Just north of downtown, Riverside Park is a Victorian-era park with something for everyone: rowing docks, a boat launch, volleyball, cricket and playgrounds, plus our challenge course, Riverfront trails, sculptures, fishing and athletic fields. This park is home to the Greater Hartford Jaycees Community Boathouse, the base of our thriving Community Rowing Program and our Riverfront Adventure Challenge Course program. The Riverfront Boathouse includes a second floor reception space available for your special events or private parties. Come see the sculpture and artwork, or plan a day of fun - whatever your pleasure, you’re sure to find it at Riverside Park.
Port-o-let facilities are typically available in the parks May through November (availability based on weather and park activity) and during all Riverfront Recapture events.

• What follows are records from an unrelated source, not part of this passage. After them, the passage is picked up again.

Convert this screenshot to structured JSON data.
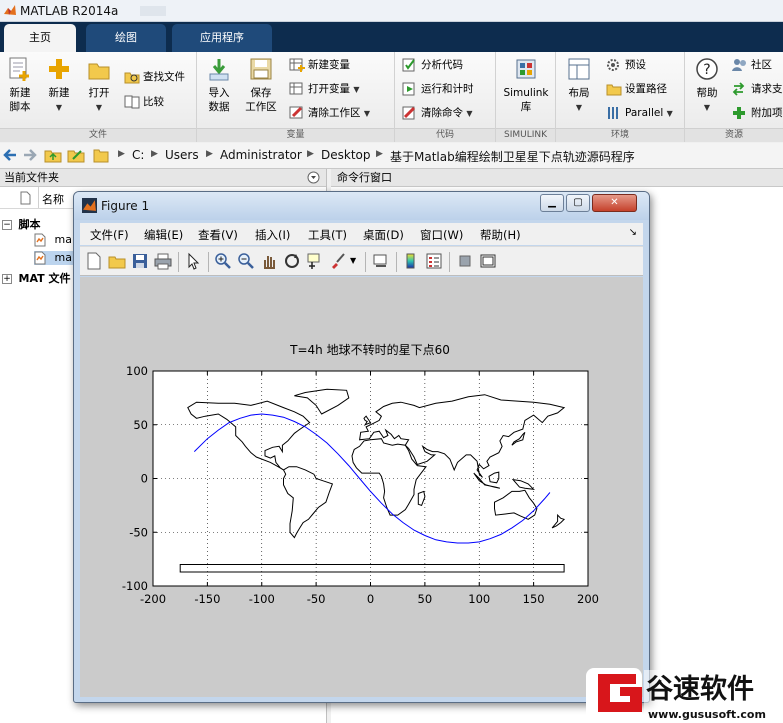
{
  "window": {
    "title": "MATLAB R2014a"
  },
  "ribbon_tabs": [
    {
      "label": "主页",
      "active": true
    },
    {
      "label": "绘图",
      "active": false
    },
    {
      "label": "应用程序",
      "active": false
    }
  ],
  "ribbon": {
    "file": {
      "label": "文件",
      "new_script": [
        "新建",
        "脚本"
      ],
      "new": "新建",
      "open": "打开",
      "find_files": "查找文件",
      "compare": "比较"
    },
    "variable": {
      "label": "变量",
      "import": [
        "导入",
        "数据"
      ],
      "save": [
        "保存",
        "工作区"
      ],
      "new_variable": "新建变量",
      "open_variable": "打开变量",
      "clear_workspace": "清除工作区"
    },
    "code": {
      "label": "代码",
      "analyze": "分析代码",
      "run_time": "运行和计时",
      "clear_commands": "清除命令"
    },
    "simulink": {
      "label": "SIMULINK",
      "button": [
        "Simulink",
        "库"
      ]
    },
    "environment": {
      "label": "环境",
      "layout": "布局",
      "preferences": "预设",
      "set_path": "设置路径",
      "parallel": "Parallel"
    },
    "resources": {
      "label": "资源",
      "help": "帮助",
      "community": "社区",
      "request": "请求支",
      "addons": "附加项"
    }
  },
  "address_bar": {
    "path": [
      "C:",
      "Users",
      "Administrator",
      "Desktop",
      "基于Matlab编程绘制卫星星下点轨迹源码程序"
    ]
  },
  "left_panel": {
    "title": "当前文件夹",
    "column_name": "名称",
    "tree": [
      {
        "label": "脚本",
        "type": "group"
      },
      {
        "label": "ma",
        "type": "file"
      },
      {
        "label": "ma",
        "type": "file"
      },
      {
        "label": "MAT 文件",
        "type": "group"
      }
    ]
  },
  "right_panel": {
    "title": "命令行窗口"
  },
  "figure": {
    "title": "Figure 1",
    "menu": [
      "文件(F)",
      "编辑(E)",
      "查看(V)",
      "插入(I)",
      "工具(T)",
      "桌面(D)",
      "窗口(W)",
      "帮助(H)"
    ],
    "toolbar_icons": [
      "new-figure-icon",
      "open-file-icon",
      "save-icon",
      "print-icon",
      "edit-plot-icon",
      "zoom-in-icon",
      "zoom-out-icon",
      "pan-icon",
      "rotate-3d-icon",
      "data-cursor-icon",
      "brush-icon",
      "link-plot-icon",
      "colorbar-icon",
      "legend-icon",
      "hide-plot-tools-icon",
      "show-plot-tools-icon"
    ]
  },
  "chart_data": {
    "type": "line",
    "title": "T=4h 地球不转时的星下点60",
    "xlabel": "",
    "ylabel": "",
    "xlim": [
      -200,
      200
    ],
    "ylim": [
      -100,
      100
    ],
    "xticks": [
      -200,
      -150,
      -100,
      -50,
      0,
      50,
      100,
      150,
      200
    ],
    "yticks": [
      -100,
      -50,
      0,
      50,
      100
    ],
    "grid": true,
    "series": [
      {
        "color": "#0000ff",
        "x": [
          -162,
          -150,
          -140,
          -130,
          -120,
          -110,
          -100,
          -90,
          -80,
          -70,
          -60,
          -50,
          -40,
          -30,
          -20,
          -10,
          0,
          10,
          20,
          30,
          40,
          50,
          60,
          70,
          80,
          90,
          100,
          110,
          120,
          130,
          140,
          150,
          160,
          165
        ],
        "y": [
          25,
          37,
          45,
          52,
          56,
          59,
          60,
          59,
          57,
          53,
          48,
          41,
          33,
          23,
          12,
          0,
          -12,
          -23,
          -33,
          -41,
          -48,
          -53,
          -57,
          -59,
          -60,
          -60,
          -59,
          -56,
          -52,
          -46,
          -39,
          -30,
          -19,
          -13
        ]
      }
    ],
    "background_layer": "world-coastline-map"
  },
  "watermark": {
    "text": "谷速软件",
    "url": "www.gususoft.com"
  },
  "colors": {
    "ribbon_dark": "#0d2c4e",
    "figure_frame": "#c3d6ec",
    "plot_line": "#0000ff",
    "watermark_red": "#d8161b"
  }
}
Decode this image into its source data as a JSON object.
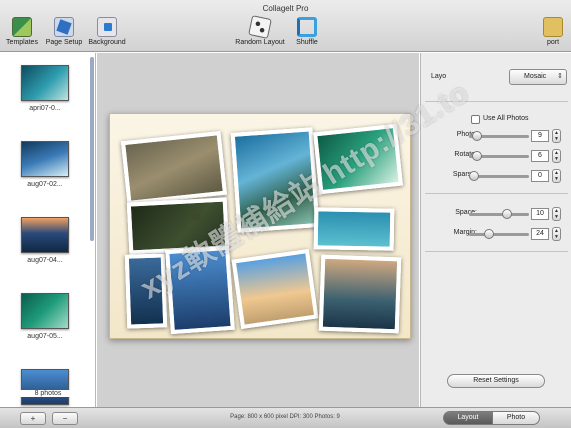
{
  "window": {
    "title": "Collagelt Pro"
  },
  "toolbar": {
    "templates_label": "Templates",
    "page_setup_label": "Page Setup",
    "background_label": "Background",
    "random_layout_label": "Random Layout",
    "shuffle_label": "Shuffle",
    "export_label": "port"
  },
  "sidebar": {
    "items": [
      {
        "label": "apri07-0..."
      },
      {
        "label": "aug07-02..."
      },
      {
        "label": "aug07-04..."
      },
      {
        "label": "aug07-05..."
      },
      {
        "label": ""
      }
    ],
    "photos_count": "8 photos"
  },
  "panel": {
    "layout_label": "Layo",
    "layout_value": "Mosaic",
    "use_all_photos_label": "Use All Photos",
    "use_all_photos_checked": false,
    "photo_label": "Photo:",
    "photo_value": "9",
    "photo_slider_level": 0.05,
    "rotate_label": "Rotate:",
    "rotate_value": "6",
    "rotate_slider_level": 0.05,
    "sparse_label": "Sparse:",
    "sparse_value": "0",
    "sparse_slider_level": 0.0,
    "space_label": "Space:",
    "space_value": "10",
    "space_slider_level": 0.65,
    "margin_label": "Margin:",
    "margin_value": "24",
    "margin_slider_level": 0.3,
    "reset_label": "Reset Settings"
  },
  "bottombar": {
    "add_label": "+",
    "remove_label": "−",
    "status": "Page: 800 x 600 pixel DPI: 300 Photos: 9",
    "tab_layout": "Layout",
    "tab_photo": "Photo"
  },
  "watermark": {
    "text": "xyz軟體補給站 http://31.to"
  }
}
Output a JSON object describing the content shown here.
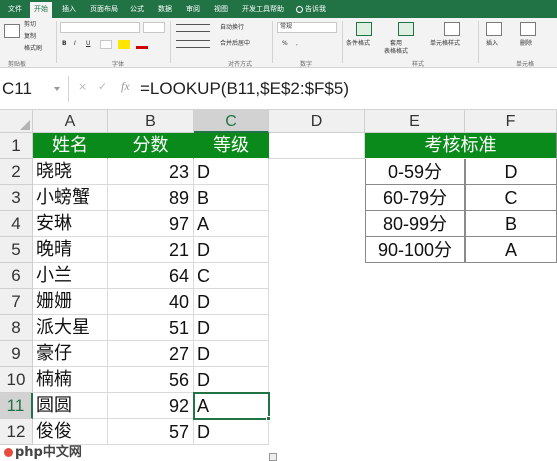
{
  "ribbon": {
    "tabs": [
      "文件",
      "开始",
      "插入",
      "页面布局",
      "公式",
      "数据",
      "审阅",
      "视图",
      "开发工具",
      "帮助"
    ],
    "active_tab": "开始",
    "search_label": "告诉我",
    "items": {
      "cut": "剪切",
      "copy": "复制",
      "format_painter": "格式刷",
      "bold": "B",
      "italic": "I",
      "underline": "U",
      "wrap_text": "自动换行",
      "merge_center": "合并后居中",
      "general": "常规",
      "percent": "%",
      "comma": ",",
      "conditional_format": "条件格式",
      "table_format": "套用\n表格格式",
      "cell_styles": "单元格样式",
      "insert": "插入",
      "delete": "删除"
    },
    "groups": [
      "剪贴板",
      "字体",
      "对齐方式",
      "数字",
      "样式",
      "单元格"
    ]
  },
  "formula_bar": {
    "name_box": "C11",
    "cancel_glyph": "×",
    "enter_glyph": "✓",
    "fx_glyph": "fx",
    "formula": "=LOOKUP(B11,$E$2:$F$5)"
  },
  "columns": [
    "A",
    "B",
    "C",
    "D",
    "E",
    "F"
  ],
  "rows": [
    "1",
    "2",
    "3",
    "4",
    "5",
    "6",
    "7",
    "8",
    "9",
    "10",
    "11",
    "12"
  ],
  "table": {
    "headers": [
      "姓名",
      "分数",
      "等级"
    ],
    "records": [
      [
        "晓晓",
        "23",
        "D"
      ],
      [
        "小螃蟹",
        "89",
        "B"
      ],
      [
        "安琳",
        "97",
        "A"
      ],
      [
        "晚晴",
        "21",
        "D"
      ],
      [
        "小兰",
        "64",
        "C"
      ],
      [
        "姗姗",
        "40",
        "D"
      ],
      [
        "派大星",
        "51",
        "D"
      ],
      [
        "豪仔",
        "27",
        "D"
      ],
      [
        "楠楠",
        "56",
        "D"
      ],
      [
        "圆圆",
        "92",
        "A"
      ],
      [
        "俊俊",
        "57",
        "D"
      ]
    ]
  },
  "criteria": {
    "title": "考核标准",
    "rows": [
      [
        "0-59分",
        "D"
      ],
      [
        "60-79分",
        "C"
      ],
      [
        "80-99分",
        "B"
      ],
      [
        "90-100分",
        "A"
      ]
    ]
  },
  "watermark": "php中文网",
  "colors": {
    "header_green": "#0a8a1b",
    "excel_green": "#217346"
  }
}
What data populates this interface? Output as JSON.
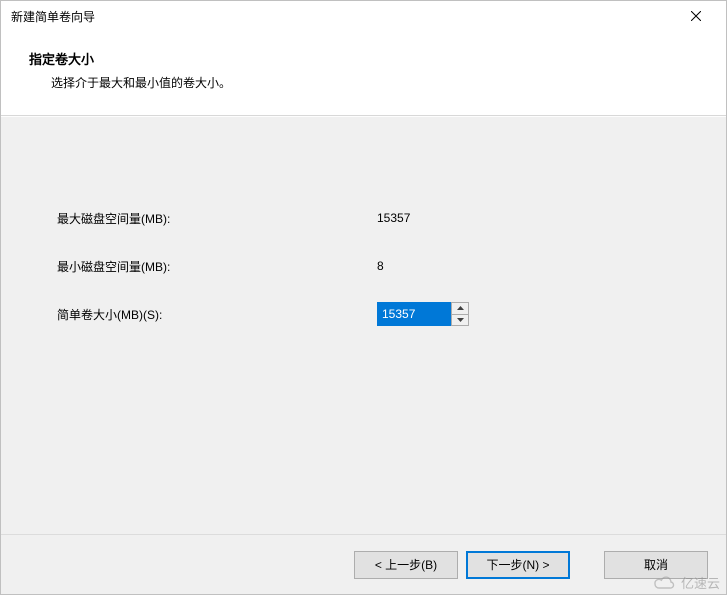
{
  "window": {
    "title": "新建简单卷向导"
  },
  "header": {
    "title": "指定卷大小",
    "subtitle": "选择介于最大和最小值的卷大小。"
  },
  "fields": {
    "max_label": "最大磁盘空间量(MB):",
    "max_value": "15357",
    "min_label": "最小磁盘空间量(MB):",
    "min_value": "8",
    "size_label": "简单卷大小(MB)(S):",
    "size_value": "15357"
  },
  "buttons": {
    "back": "< 上一步(B)",
    "next": "下一步(N) >",
    "cancel": "取消"
  },
  "watermark": {
    "text": "亿速云"
  }
}
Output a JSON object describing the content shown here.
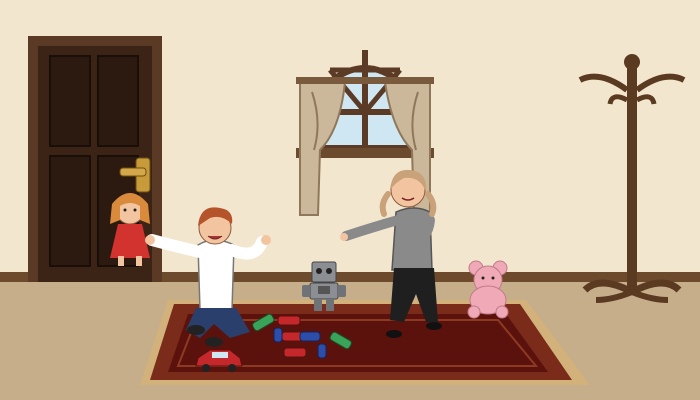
{
  "scene": {
    "kind": "illustrated-room",
    "objects": [
      "door",
      "doorknob",
      "arched-window",
      "curtains",
      "coat-rack",
      "rug",
      "rag-doll",
      "boy",
      "girl",
      "robot-toy",
      "teddy-bear",
      "toy-cars",
      "toy-car-red"
    ]
  },
  "palette": {
    "wall": "#f3e6cf",
    "baseboard": "#6e4a2c",
    "floor": "#c7ae8a",
    "door": "#3b2416",
    "door_frame": "#5a3a24",
    "window_frame": "#5b3a26",
    "sky": "#cfe7f3",
    "curtain": "#cbb79a",
    "rug_outer": "#7a2b1a",
    "rug_inner": "#5b120c",
    "rug_fringe": "#d2b27a",
    "coat_rack": "#5a3a20",
    "boy_shirt": "#ffffff",
    "boy_jeans": "#2a3f6b",
    "girl_top": "#8a8a8a",
    "girl_pants": "#1f1f1f",
    "doll_dress": "#d2332f",
    "teddy": "#f0a9b6",
    "robot": "#8b8f94"
  }
}
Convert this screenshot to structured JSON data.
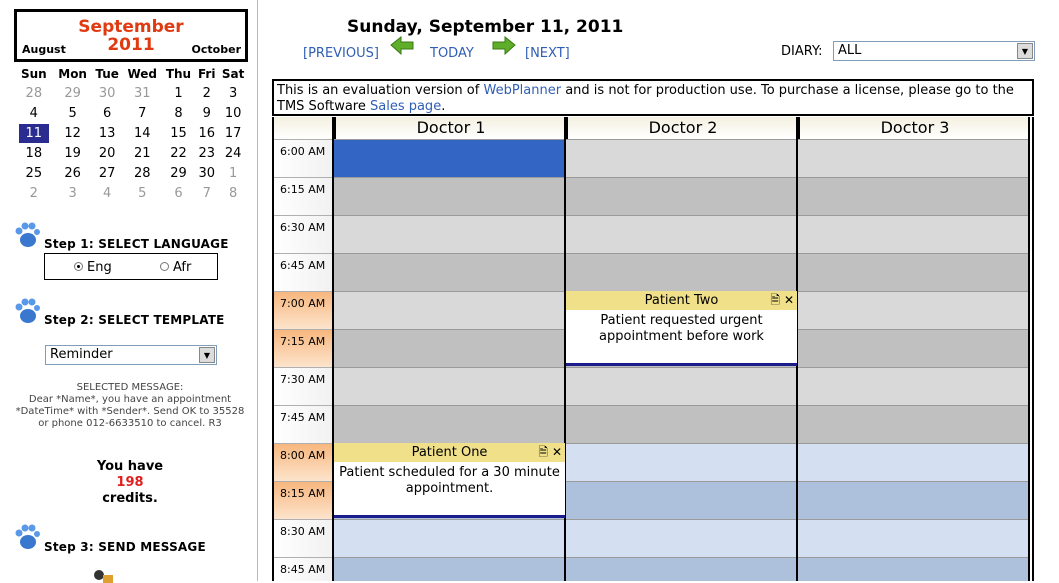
{
  "calendar": {
    "month": "September",
    "year": "2011",
    "prev": "August",
    "next": "October",
    "weekdays": [
      "Sun",
      "Mon",
      "Tue",
      "Wed",
      "Thu",
      "Fri",
      "Sat"
    ],
    "weeks": [
      [
        "28",
        "29",
        "30",
        "31",
        "1",
        "2",
        "3"
      ],
      [
        "4",
        "5",
        "6",
        "7",
        "8",
        "9",
        "10"
      ],
      [
        "11",
        "12",
        "13",
        "14",
        "15",
        "16",
        "17"
      ],
      [
        "18",
        "19",
        "20",
        "21",
        "22",
        "23",
        "24"
      ],
      [
        "25",
        "26",
        "27",
        "28",
        "29",
        "30",
        "1"
      ],
      [
        "2",
        "3",
        "4",
        "5",
        "6",
        "7",
        "8"
      ]
    ]
  },
  "step1": {
    "label": "Step 1: SELECT LANGUAGE",
    "options": [
      "Eng",
      "Afr"
    ],
    "selected": "Eng"
  },
  "step2": {
    "label": "Step 2: SELECT TEMPLATE",
    "value": "Reminder"
  },
  "selected_message": {
    "heading": "SELECTED MESSAGE:",
    "text": "Dear *Name*, you have an appointment *DateTime* with *Sender*. Send OK to 35528 or phone 012-6633510 to cancel. R3"
  },
  "credits": {
    "prefix": "You have",
    "amount": "198",
    "suffix": "credits."
  },
  "step3": {
    "label": "Step 3: SEND MESSAGE"
  },
  "planner": {
    "date_title": "Sunday, September 11, 2011",
    "prev": "[PREVIOUS]",
    "today": "TODAY",
    "next": "[NEXT]",
    "diary_label": "DIARY:",
    "diary_value": "ALL",
    "eval_text_1": "This is an evaluation version of ",
    "eval_link_1": "WebPlanner",
    "eval_text_2": " and is not for production use. To purchase a license, please go to the TMS Software ",
    "eval_link_2": "Sales page",
    "eval_text_3": ".",
    "doctors": [
      "Doctor 1",
      "Doctor 2",
      "Doctor 3"
    ],
    "times": [
      "6:00 AM",
      "6:15 AM",
      "6:30 AM",
      "6:45 AM",
      "7:00 AM",
      "7:15 AM",
      "7:30 AM",
      "7:45 AM",
      "8:00 AM",
      "8:15 AM",
      "8:30 AM",
      "8:45 AM"
    ],
    "appointments": [
      {
        "title": "Patient Two",
        "text": "Patient requested urgent appointment before work"
      },
      {
        "title": "Patient One",
        "text": "Patient scheduled for a 30 minute appointment."
      }
    ]
  },
  "colors": {
    "accent": "#e03a10",
    "link": "#2f5eb5",
    "selected_day": "#2b2c8f",
    "appt_header": "#f0e08a",
    "selected_slot": "#3366c4"
  }
}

Food & Beverage
Food and beverages are for sale during most Riverfront Recapture events. On non-event days, food can be purchased at one of the many area restaurants just a short drive from the Park.
Riverside Park is open to vehicle traffic from sunrise to sunset, year-round with later hours during concert, performance and festival events.
Riverside Park has plenty of free, off-street parking available within the park.
Riverside Park is also home to more than 4.5 miles of unpaved riverfront trails starting at the Riverfront Boathouse and extending north almost to the Town of Windsor with two distinct trails in the flood plain forest for park visitors to enjoy either on foot or mountain bike. The main trail is wide and starts under a canopy of mature cottonwood and maple trees, passes under a rustic railroad bridge still used by the Connecticut Southern Railroad, and follows the City’s earthen levee for more than two miles until you reach the Tower Brook gully. A noticeable feature, the former Hartford Landfill, will soon become a passive recreational area with tremendous views of the city and beyond. For your return trip to the boathouse, a single track trail follows Tower Brook to the bank of the Connecticut River and weaves its way around hundreds of trees while offering a close-up view of the river and the possibility of seeing a bald eagle, splashing fish, wild turkey or colorful pheasant along the way.